Exercise: This task calls for the complete listing below, reproduced exactly.

━━━━━━

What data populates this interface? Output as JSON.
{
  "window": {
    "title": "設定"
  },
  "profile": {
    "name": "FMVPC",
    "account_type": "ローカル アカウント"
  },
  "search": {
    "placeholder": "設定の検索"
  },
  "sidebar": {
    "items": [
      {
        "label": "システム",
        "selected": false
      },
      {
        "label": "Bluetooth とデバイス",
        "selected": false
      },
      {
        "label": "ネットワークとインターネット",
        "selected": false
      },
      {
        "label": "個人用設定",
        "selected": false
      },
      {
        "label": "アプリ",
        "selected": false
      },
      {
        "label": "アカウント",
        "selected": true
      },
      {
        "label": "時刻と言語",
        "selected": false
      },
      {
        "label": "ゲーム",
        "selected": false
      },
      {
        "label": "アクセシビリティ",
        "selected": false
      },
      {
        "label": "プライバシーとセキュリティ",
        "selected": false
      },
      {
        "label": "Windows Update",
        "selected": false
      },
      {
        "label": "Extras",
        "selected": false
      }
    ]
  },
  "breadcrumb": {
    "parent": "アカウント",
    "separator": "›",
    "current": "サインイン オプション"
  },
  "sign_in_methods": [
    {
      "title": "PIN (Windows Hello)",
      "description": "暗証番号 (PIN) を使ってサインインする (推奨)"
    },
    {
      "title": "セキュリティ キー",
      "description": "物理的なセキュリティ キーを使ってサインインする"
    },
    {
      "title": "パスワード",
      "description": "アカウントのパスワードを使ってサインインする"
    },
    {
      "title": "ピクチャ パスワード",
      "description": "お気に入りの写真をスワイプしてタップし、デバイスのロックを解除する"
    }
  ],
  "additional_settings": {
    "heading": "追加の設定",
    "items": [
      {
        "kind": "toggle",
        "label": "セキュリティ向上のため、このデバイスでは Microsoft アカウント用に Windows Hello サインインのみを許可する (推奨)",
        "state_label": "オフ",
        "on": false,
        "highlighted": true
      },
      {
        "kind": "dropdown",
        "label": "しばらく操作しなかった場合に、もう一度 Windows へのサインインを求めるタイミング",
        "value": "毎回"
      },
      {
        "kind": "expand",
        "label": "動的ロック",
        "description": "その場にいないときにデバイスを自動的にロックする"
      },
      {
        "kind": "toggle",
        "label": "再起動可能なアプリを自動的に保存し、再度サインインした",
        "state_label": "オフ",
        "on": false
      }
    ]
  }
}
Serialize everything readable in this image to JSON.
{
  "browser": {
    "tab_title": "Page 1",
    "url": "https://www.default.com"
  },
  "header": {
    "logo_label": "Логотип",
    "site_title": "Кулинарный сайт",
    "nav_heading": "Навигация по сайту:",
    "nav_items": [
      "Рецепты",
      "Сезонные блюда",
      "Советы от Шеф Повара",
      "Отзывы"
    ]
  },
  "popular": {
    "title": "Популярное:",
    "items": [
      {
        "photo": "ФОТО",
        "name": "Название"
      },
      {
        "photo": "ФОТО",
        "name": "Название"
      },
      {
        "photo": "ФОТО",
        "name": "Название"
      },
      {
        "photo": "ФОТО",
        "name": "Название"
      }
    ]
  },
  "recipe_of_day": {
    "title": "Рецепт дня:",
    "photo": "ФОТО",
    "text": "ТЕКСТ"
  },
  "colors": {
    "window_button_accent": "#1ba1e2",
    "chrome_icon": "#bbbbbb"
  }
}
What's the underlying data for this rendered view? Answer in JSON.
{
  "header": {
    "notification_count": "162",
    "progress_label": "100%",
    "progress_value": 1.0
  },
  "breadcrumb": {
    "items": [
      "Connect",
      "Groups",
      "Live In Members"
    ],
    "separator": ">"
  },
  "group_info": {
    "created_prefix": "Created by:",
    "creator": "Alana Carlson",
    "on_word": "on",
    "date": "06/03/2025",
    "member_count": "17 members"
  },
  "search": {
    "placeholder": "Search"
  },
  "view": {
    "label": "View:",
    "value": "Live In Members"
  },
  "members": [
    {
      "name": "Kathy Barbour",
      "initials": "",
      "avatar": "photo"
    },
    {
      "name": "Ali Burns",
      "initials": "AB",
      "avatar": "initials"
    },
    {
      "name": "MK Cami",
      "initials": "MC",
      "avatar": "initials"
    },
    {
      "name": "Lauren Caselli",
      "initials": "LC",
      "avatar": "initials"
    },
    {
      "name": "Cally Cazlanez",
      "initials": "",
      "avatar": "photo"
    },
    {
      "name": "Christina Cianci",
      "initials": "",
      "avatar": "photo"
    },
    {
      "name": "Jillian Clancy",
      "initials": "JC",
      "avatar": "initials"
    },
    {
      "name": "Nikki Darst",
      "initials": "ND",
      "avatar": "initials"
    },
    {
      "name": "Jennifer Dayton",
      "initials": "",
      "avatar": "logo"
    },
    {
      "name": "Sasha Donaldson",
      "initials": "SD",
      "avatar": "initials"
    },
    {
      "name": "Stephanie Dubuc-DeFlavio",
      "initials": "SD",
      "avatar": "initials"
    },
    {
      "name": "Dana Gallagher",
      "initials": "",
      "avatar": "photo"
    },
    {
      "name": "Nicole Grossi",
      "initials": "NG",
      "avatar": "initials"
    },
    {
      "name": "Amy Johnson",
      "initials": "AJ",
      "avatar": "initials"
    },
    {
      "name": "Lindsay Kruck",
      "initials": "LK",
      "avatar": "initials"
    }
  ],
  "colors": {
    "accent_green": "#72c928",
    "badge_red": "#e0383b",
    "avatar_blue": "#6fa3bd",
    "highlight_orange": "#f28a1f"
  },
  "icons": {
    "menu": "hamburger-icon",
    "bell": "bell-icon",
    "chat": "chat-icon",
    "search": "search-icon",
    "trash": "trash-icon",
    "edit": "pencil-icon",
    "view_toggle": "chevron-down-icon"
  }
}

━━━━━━

Answer:
What data populates this interface? Output as JSON.
{
  "window": {
    "title": "設定"
  },
  "profile": {
    "name": "FMVPC",
    "account_type": "ローカル アカウント"
  },
  "search": {
    "placeholder": "設定の検索"
  },
  "sidebar": {
    "items": [
      {
        "label": "システム",
        "selected": false
      },
      {
        "label": "Bluetooth とデバイス",
        "selected": false
      },
      {
        "label": "ネットワークとインターネット",
        "selected": false
      },
      {
        "label": "個人用設定",
        "selected": false
      },
      {
        "label": "アプリ",
        "selected": false
      },
      {
        "label": "アカウント",
        "selected": true
      },
      {
        "label": "時刻と言語",
        "selected": false
      },
      {
        "label": "ゲーム",
        "selected": false
      },
      {
        "label": "アクセシビリティ",
        "selected": false
      },
      {
        "label": "プライバシーとセキュリティ",
        "selected": false
      },
      {
        "label": "Windows Update",
        "selected": false
      },
      {
        "label": "Extras",
        "selected": false
      }
    ]
  },
  "breadcrumb": {
    "parent": "アカウント",
    "separator": "›",
    "current": "サインイン オプション"
  },
  "sign_in_methods": [
    {
      "title": "PIN (Windows Hello)",
      "description": "暗証番号 (PIN) を使ってサインインする (推奨)"
    },
    {
      "title": "セキュリティ キー",
      "description": "物理的なセキュリティ キーを使ってサインインする"
    },
    {
      "title": "パスワード",
      "description": "アカウントのパスワードを使ってサインインする"
    },
    {
      "title": "ピクチャ パスワード",
      "description": "お気に入りの写真をスワイプしてタップし、デバイスのロックを解除する"
    }
  ],
  "additional_settings": {
    "heading": "追加の設定",
    "items": [
      {
        "kind": "toggle",
        "label": "セキュリティ向上のため、このデバイスでは Microsoft アカウント用に Windows Hello サインインのみを許可する (推奨)",
        "state_label": "オフ",
        "on": false,
        "highlighted": true
      },
      {
        "kind": "dropdown",
        "label": "しばらく操作しなかった場合に、もう一度 Windows へのサインインを求めるタイミング",
        "value": "毎回"
      },
      {
        "kind": "expand",
        "label": "動的ロック",
        "description": "その場にいないときにデバイスを自動的にロックする"
      },
      {
        "kind": "toggle",
        "label": "再起動可能なアプリを自動的に保存し、再度サインインした",
        "state_label": "オフ",
        "on": false
      }
    ]
  }
}
Serialize everything readable in this image to JSON.
{
  "browser": {
    "tab_title": "Page 1",
    "url": "https://www.default.com"
  },
  "header": {
    "logo_label": "Логотип",
    "site_title": "Кулинарный сайт",
    "nav_heading": "Навигация по сайту:",
    "nav_items": [
      "Рецепты",
      "Сезонные блюда",
      "Советы от Шеф Повара",
      "Отзывы"
    ]
  },
  "popular": {
    "title": "Популярное:",
    "items": [
      {
        "photo": "ФОТО",
        "name": "Название"
      },
      {
        "photo": "ФОТО",
        "name": "Название"
      },
      {
        "photo": "ФОТО",
        "name": "Название"
      },
      {
        "photo": "ФОТО",
        "name": "Название"
      }
    ]
  },
  "recipe_of_day": {
    "title": "Рецепт дня:",
    "photo": "ФОТО",
    "text": "ТЕКСТ"
  },
  "colors": {
    "window_button_accent": "#1ba1e2",
    "chrome_icon": "#bbbbbb"
  }
}
What's the underlying data for this rendered view? Answer in JSON.
{
  "header": {
    "notification_count": "162",
    "progress_label": "100%",
    "progress_value": 1.0
  },
  "breadcrumb": {
    "items": [
      "Connect",
      "Groups",
      "Live In Members"
    ],
    "separator": ">"
  },
  "group_info": {
    "created_prefix": "Created by:",
    "creator": "Alana Carlson",
    "on_word": "on",
    "date": "06/03/2025",
    "member_count": "17 members"
  },
  "search": {
    "placeholder": "Search"
  },
  "view": {
    "label": "View:",
    "value": "Live In Members"
  },
  "members": [
    {
      "name": "Kathy Barbour",
      "initials": "",
      "avatar": "photo"
    },
    {
      "name": "Ali Burns",
      "initials": "AB",
      "avatar": "initials"
    },
    {
      "name": "MK Cami",
      "initials": "MC",
      "avatar": "initials"
    },
    {
      "name": "Lauren Caselli",
      "initials": "LC",
      "avatar": "initials"
    },
    {
      "name": "Cally Cazlanez",
      "initials": "",
      "avatar": "photo"
    },
    {
      "name": "Christina Cianci",
      "initials": "",
      "avatar": "photo"
    },
    {
      "name": "Jillian Clancy",
      "initials": "JC",
      "avatar": "initials"
    },
    {
      "name": "Nikki Darst",
      "initials": "ND",
      "avatar": "initials"
    },
    {
      "name": "Jennifer Dayton",
      "initials": "",
      "avatar": "logo"
    },
    {
      "name": "Sasha Donaldson",
      "initials": "SD",
      "avatar": "initials"
    },
    {
      "name": "Stephanie Dubuc-DeFlavio",
      "initials": "SD",
      "avatar": "initials"
    },
    {
      "name": "Dana Gallagher",
      "initials": "",
      "avatar": "photo"
    },
    {
      "name": "Nicole Grossi",
      "initials": "NG",
      "avatar": "initials"
    },
    {
      "name": "Amy Johnson",
      "initials": "AJ",
      "avatar": "initials"
    },
    {
      "name": "Lindsay Kruck",
      "initials": "LK",
      "avatar": "initials"
    }
  ],
  "colors": {
    "accent_green": "#72c928",
    "badge_red": "#e0383b",
    "avatar_blue": "#6fa3bd",
    "highlight_orange": "#f28a1f"
  },
  "icons": {
    "menu": "hamburger-icon",
    "bell": "bell-icon",
    "chat": "chat-icon",
    "search": "search-icon",
    "trash": "trash-icon",
    "edit": "pencil-icon",
    "view_toggle": "chevron-down-icon"
  }
}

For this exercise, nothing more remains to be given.